### Task item
Filter the listing below down to the lines containing the word "data".

─── Given information ───

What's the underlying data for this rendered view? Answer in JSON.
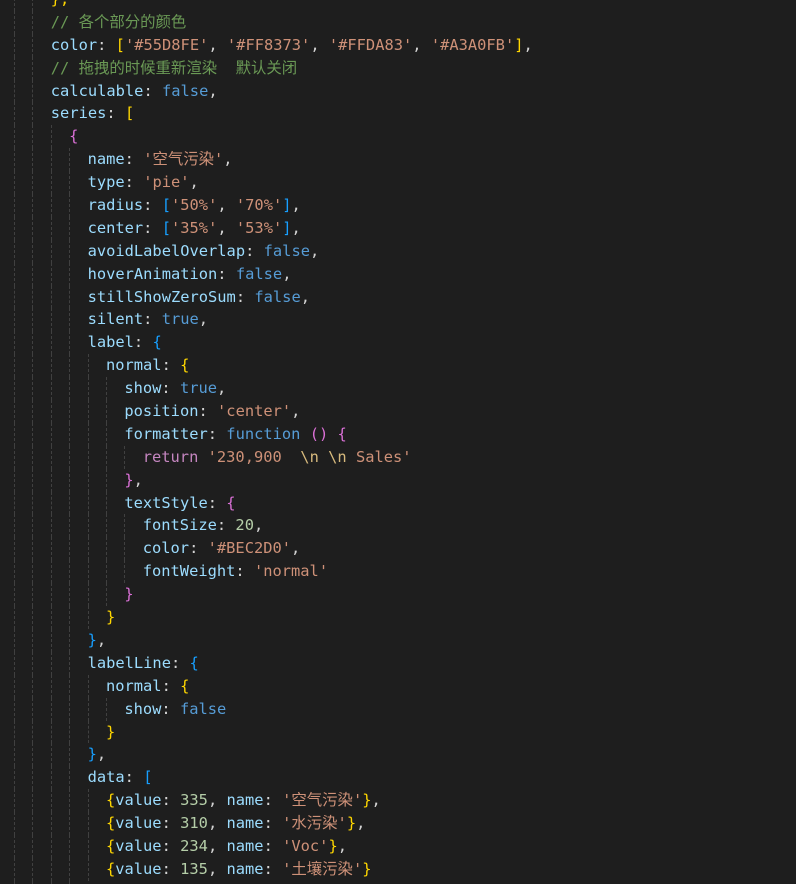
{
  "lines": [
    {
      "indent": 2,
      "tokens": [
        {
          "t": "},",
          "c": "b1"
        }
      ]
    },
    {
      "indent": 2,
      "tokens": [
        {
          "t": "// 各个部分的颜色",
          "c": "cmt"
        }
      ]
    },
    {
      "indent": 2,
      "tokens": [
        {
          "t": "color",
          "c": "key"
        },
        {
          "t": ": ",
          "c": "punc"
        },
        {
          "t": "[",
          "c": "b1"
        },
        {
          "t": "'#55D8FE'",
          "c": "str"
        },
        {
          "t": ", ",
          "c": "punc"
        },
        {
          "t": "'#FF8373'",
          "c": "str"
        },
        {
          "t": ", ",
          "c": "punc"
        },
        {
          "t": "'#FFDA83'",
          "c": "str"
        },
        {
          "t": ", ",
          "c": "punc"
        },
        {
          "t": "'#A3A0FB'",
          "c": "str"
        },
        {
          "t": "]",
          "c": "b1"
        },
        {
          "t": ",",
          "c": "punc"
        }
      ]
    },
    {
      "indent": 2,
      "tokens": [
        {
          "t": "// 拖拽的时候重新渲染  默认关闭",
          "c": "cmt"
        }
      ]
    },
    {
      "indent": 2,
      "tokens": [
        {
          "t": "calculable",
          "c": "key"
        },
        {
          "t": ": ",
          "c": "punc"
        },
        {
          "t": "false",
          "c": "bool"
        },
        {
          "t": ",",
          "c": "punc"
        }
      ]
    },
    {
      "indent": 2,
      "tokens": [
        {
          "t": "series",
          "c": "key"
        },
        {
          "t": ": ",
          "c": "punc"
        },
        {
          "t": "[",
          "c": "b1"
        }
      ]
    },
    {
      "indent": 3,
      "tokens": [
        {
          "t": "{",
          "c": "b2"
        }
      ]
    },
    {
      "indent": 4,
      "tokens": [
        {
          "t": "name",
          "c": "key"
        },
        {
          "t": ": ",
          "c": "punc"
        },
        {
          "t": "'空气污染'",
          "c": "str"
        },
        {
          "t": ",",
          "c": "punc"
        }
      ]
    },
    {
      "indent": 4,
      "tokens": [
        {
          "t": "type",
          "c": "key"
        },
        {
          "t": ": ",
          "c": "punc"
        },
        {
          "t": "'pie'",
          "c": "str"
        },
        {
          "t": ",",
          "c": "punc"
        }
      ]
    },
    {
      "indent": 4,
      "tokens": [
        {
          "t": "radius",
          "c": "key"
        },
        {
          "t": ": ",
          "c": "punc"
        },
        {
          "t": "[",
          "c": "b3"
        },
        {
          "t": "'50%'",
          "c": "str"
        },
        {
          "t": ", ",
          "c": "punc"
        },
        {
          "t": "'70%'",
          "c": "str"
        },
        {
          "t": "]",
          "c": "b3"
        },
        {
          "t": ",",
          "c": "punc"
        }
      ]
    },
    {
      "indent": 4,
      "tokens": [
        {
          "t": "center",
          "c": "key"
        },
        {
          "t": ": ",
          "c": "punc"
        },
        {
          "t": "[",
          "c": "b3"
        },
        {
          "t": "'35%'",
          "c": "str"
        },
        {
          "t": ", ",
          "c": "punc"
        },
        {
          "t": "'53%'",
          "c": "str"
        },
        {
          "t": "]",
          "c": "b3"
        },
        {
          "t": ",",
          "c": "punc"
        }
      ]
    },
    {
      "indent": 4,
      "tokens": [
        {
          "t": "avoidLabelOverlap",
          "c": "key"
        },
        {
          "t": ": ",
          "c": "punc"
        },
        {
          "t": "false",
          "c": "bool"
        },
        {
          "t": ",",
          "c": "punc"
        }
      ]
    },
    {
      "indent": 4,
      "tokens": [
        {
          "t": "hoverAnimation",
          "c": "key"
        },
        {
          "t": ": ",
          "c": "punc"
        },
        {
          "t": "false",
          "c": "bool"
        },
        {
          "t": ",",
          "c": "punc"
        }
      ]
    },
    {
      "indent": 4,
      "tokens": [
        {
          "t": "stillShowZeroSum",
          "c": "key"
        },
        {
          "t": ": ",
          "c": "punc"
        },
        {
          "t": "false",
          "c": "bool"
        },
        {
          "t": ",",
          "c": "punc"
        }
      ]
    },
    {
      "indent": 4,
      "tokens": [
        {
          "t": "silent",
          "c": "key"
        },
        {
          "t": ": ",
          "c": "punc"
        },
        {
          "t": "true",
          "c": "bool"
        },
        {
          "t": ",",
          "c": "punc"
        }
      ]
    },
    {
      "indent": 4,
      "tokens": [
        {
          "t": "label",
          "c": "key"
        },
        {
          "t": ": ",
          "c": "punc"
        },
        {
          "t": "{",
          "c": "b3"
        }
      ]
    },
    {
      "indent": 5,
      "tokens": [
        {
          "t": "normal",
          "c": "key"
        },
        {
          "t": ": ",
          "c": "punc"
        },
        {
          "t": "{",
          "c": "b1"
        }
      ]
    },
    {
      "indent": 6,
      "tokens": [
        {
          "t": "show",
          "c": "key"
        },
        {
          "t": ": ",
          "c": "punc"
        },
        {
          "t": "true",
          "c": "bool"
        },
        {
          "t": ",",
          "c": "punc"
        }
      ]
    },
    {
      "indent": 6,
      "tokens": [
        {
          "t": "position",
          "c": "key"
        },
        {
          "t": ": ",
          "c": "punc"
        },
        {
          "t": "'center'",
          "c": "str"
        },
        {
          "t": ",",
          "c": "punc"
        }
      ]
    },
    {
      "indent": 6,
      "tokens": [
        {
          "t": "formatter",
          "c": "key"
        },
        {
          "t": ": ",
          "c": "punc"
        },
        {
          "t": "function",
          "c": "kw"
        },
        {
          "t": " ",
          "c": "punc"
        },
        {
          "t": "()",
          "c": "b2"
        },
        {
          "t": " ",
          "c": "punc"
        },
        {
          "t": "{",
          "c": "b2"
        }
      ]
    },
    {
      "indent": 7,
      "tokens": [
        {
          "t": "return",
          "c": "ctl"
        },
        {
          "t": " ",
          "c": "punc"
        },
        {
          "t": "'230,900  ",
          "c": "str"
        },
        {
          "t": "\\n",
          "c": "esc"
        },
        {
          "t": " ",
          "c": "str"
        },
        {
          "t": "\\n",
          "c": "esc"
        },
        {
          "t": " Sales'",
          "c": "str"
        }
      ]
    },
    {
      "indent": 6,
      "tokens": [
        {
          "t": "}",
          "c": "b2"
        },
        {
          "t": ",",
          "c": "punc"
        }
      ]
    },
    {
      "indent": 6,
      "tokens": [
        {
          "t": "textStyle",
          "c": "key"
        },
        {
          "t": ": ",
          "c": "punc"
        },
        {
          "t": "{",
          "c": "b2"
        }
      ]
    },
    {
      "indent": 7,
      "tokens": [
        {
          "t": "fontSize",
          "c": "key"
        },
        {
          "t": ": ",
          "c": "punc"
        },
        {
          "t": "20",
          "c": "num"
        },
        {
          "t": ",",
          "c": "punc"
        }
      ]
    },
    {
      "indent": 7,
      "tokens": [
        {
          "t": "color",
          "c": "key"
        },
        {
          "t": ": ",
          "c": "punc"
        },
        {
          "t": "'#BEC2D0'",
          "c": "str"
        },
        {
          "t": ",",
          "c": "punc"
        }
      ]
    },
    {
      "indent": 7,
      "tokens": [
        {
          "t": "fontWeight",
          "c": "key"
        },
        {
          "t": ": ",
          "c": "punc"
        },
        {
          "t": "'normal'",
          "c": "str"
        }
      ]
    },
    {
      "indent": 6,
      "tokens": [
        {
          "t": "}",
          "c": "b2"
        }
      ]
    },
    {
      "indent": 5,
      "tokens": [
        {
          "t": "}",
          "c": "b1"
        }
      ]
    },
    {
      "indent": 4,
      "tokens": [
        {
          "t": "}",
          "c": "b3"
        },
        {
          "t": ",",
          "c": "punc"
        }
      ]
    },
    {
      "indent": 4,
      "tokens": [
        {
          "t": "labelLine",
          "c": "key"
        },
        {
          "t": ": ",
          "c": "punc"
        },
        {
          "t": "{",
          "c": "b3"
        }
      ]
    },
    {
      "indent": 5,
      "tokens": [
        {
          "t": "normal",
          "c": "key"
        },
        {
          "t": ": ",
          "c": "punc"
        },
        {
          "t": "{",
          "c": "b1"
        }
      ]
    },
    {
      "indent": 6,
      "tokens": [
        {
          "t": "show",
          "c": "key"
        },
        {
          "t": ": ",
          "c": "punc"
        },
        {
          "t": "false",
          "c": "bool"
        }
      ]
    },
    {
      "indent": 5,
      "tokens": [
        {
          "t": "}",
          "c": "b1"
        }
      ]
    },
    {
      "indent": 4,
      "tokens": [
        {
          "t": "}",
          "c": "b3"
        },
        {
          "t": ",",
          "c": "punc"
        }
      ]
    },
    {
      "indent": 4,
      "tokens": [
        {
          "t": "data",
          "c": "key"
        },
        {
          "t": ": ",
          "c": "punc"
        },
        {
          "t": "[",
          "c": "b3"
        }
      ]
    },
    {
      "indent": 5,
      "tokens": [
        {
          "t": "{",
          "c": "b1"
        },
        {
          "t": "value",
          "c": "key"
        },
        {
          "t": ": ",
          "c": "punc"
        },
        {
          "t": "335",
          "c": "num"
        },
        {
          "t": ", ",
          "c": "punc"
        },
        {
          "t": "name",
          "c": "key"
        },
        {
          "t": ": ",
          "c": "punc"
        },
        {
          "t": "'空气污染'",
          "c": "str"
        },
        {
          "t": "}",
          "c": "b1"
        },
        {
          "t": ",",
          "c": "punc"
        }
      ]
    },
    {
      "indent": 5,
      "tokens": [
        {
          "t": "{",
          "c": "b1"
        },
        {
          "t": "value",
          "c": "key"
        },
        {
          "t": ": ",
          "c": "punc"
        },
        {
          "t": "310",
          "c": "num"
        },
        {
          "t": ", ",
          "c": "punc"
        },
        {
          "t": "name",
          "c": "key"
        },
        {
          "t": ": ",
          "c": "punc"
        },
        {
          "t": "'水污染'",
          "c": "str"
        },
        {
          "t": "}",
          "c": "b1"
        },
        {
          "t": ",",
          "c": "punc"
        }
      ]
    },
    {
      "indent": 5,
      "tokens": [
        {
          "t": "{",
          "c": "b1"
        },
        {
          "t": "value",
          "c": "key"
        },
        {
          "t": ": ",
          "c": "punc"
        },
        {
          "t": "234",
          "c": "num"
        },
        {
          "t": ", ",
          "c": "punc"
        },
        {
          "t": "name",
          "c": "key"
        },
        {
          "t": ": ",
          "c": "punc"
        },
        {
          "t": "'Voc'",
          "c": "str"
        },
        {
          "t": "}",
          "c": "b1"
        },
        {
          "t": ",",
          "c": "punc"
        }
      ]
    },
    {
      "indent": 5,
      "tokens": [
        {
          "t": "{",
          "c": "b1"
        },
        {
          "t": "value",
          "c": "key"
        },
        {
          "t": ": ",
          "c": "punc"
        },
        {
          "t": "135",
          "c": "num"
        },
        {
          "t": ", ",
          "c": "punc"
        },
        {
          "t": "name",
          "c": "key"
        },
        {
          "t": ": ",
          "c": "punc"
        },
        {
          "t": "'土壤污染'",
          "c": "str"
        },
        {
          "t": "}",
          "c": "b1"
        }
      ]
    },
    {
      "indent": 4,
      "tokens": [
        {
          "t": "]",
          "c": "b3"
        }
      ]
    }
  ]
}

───

### Reply to the exercise
What's the underlying data for this rendered view? Answer in JSON.
          "t": "data",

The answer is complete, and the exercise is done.